Given data Start Marker
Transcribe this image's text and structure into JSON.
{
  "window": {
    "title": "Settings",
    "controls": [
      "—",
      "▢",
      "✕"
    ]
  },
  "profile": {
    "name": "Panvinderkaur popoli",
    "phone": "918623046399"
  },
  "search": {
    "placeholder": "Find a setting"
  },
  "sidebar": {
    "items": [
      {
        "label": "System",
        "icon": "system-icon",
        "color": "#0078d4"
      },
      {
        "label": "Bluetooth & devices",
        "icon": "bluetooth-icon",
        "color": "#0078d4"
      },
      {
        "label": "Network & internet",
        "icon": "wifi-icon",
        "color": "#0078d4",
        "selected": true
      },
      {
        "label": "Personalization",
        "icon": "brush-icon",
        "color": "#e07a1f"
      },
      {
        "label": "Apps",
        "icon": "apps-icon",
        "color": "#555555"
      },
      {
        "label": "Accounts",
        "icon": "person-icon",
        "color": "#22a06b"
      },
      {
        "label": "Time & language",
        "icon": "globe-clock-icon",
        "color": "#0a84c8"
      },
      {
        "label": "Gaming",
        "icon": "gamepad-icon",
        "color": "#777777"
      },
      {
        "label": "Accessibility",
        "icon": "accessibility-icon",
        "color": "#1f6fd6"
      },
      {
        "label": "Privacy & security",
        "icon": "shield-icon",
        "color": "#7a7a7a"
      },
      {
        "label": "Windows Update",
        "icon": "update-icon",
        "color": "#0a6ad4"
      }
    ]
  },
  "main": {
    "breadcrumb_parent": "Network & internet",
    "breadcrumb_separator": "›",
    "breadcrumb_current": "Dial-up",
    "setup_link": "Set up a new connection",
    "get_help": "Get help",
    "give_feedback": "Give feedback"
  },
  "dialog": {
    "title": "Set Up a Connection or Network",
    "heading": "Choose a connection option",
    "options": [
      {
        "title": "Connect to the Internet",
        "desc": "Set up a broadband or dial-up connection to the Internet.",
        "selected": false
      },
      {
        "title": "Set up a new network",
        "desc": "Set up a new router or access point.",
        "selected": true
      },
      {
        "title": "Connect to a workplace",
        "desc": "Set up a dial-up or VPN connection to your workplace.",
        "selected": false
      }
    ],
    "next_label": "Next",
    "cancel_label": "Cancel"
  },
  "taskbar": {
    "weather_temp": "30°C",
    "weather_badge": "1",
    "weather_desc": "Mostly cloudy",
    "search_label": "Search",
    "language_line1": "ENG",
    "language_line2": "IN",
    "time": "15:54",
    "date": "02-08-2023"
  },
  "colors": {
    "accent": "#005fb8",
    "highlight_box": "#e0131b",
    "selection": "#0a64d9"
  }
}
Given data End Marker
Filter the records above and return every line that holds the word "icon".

▸ **Solution below**:
        "icon": "system-icon",
        "icon": "bluetooth-icon",
        "icon": "wifi-icon",
        "icon": "brush-icon",
        "icon": "apps-icon",
        "icon": "person-icon",
        "icon": "globe-clock-icon",
        "icon": "gamepad-icon",
        "icon": "accessibility-icon",
        "icon": "shield-icon",
        "icon": "update-icon",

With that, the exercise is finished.